Assistant Chief Terry Zeigler said late and extended calls were driving overtime in the Police Department, with officers staying on the scene to complete their work.

He said contract language had driven the staffing costs. In 2012, the department spent more than $500,000 on overtime because of contract language, he said. In 2014 a letter of understanding was signed by the Fraternal Order of Police and the Police Department that addressed the issues and the amount spent on overtime is not as much currently. About $254,000 is projected for overtime this year. Commissioner Mike Kane suggested the other departments might want to work together with the unions on contract language to reduce overtime.

The commission also discussed trying to reduce overtime associated with officers having to attend court.

0 47
“The Standard” Vocal Jazz Ensemble from Kansas City Kansas Community College recently returned from a trip to New York where they performed in the New York City Jazz Festival. (KCKCC photo)

by Kelly Rogge

“The Standard” Vocal Jazz Ensemble from Kansas City Kansas Community College recently returned from a trip to New York where they performed in the New York City Jazz Festival.

The group was selected by audition to perform in the festival, sponsored by Manhattan Concert Productions, April 11 to 13. The ensemble had two performances:

·         “The Standard” performed in a concert session with other high school and college vocal jazz ensembles from six states (Colorado, New York, North Carolina, Kansas, California and Indiana). The performance was in The Appel Room at Jazz At The Lincoln Center, and the KCKCC group was the only ensemble to receive a standing ovation at the first concert session.

·         The second performance was also at Lincoln Center in the Rose Theater (where Wynton Marilis plays). All of the vocal jazz ensembles combined to make a 100 person mass jazz choir that performed for more than 1,000 patrons. Student Laquita English, an Audio Engineering major, auditioned and performed a solo with the mass choir on an arrangement of Paul Simon’s “Bridge Over Troubled Water.”

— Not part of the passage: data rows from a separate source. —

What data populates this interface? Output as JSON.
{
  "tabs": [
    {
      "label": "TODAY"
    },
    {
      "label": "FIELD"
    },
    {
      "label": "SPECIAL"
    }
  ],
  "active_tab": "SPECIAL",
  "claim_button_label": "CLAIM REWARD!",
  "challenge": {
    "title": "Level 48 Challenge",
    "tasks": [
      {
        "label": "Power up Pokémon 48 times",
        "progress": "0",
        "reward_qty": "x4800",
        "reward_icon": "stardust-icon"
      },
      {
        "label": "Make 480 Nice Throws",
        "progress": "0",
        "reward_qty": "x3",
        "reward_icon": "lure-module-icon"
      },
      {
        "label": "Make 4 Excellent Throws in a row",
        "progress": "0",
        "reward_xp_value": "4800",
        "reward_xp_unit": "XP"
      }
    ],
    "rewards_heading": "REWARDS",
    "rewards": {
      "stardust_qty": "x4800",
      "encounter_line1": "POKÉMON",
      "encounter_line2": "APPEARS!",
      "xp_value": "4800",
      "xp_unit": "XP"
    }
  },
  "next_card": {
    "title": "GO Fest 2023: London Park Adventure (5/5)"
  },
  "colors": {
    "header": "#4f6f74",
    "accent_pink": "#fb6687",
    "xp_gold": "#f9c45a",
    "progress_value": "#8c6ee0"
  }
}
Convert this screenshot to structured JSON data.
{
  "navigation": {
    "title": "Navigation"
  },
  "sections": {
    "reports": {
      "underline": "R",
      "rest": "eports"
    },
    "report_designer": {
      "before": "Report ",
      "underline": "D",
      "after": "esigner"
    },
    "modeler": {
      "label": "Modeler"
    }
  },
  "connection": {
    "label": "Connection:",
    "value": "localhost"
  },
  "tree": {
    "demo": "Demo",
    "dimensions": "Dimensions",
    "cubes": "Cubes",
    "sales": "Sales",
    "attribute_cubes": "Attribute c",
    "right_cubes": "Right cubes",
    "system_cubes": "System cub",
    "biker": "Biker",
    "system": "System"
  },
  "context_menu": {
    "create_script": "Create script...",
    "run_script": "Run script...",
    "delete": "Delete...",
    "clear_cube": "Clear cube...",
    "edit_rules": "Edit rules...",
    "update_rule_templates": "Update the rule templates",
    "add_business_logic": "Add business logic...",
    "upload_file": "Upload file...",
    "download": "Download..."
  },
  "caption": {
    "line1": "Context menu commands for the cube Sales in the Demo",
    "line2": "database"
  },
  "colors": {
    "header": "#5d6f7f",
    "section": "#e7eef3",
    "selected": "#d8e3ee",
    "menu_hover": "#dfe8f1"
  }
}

During the weekend, KCKCC students were in rehearsals for more than eight hours, visited venues such as the Rockefeller Center and the Juilliard School of Music and attended clinics by nationally known vocal jazz educators including Steve Zegree (Indiana University), Ly Wilder (Indiana University) and Duane Davis (Western Michigan University).
Students on the KCKCC “The Standard” Vocal Jazz Ensemble Roster are Lauren Irving, soprano 1, Wyandotte High School; Allison Her, soprano 1, Washington High School; Stormy Rhone, soprano 2, Sumner Academy; Shelby Stephenson, alto 1, Turner High School; Andrea Rodriguez, alto 1, Shawnee Mission Northwest High School; Morgan Tinsley, alto 2, Bonner Springs High School; Natalie Bennett, alto 2/tenor, Maranatha Academy; Laquita English, tenor, Wyandotte High School; Deandre Clark, tenor, Washington High School and Andrew Roberson, bass, Schlagle High School.

Rhythm Section members include Joyce Steeby, piano and KCKCC adjunct music faculty; Jamie Anderson, guitar, Shawnee Mission North High School; Trey Green, bass, Shawnee Mission North High School; Rex Hancock, drums, Tonganoxie High School and John Stafford II, director and KCKCC assistant professor of choral music.

For more information on the vocal jazz program at KCKCC, contact John Stafford at jstafford@kckcc.edu or call 913-288-7137.

0 25

Three Wyandotte County students recently were initiated into the Honor Society of Phi Kappa Phi at the University of Missouri at Kansas City.

The students are LuDina Marney, Bonner Springs; Govinda Koirala, Kansas City, Kan.; and Bradley Hook, Kansas City, Kan.

Membership to the collegiate honor society is by invitation. Only the top 10 percent of seniors and 7.5 percent of juniors are eligible for membership. Graduate students in the top 10 percent also are eligible, along with faculty who have achieved scholarly distinction.

 

STAY CONNECTED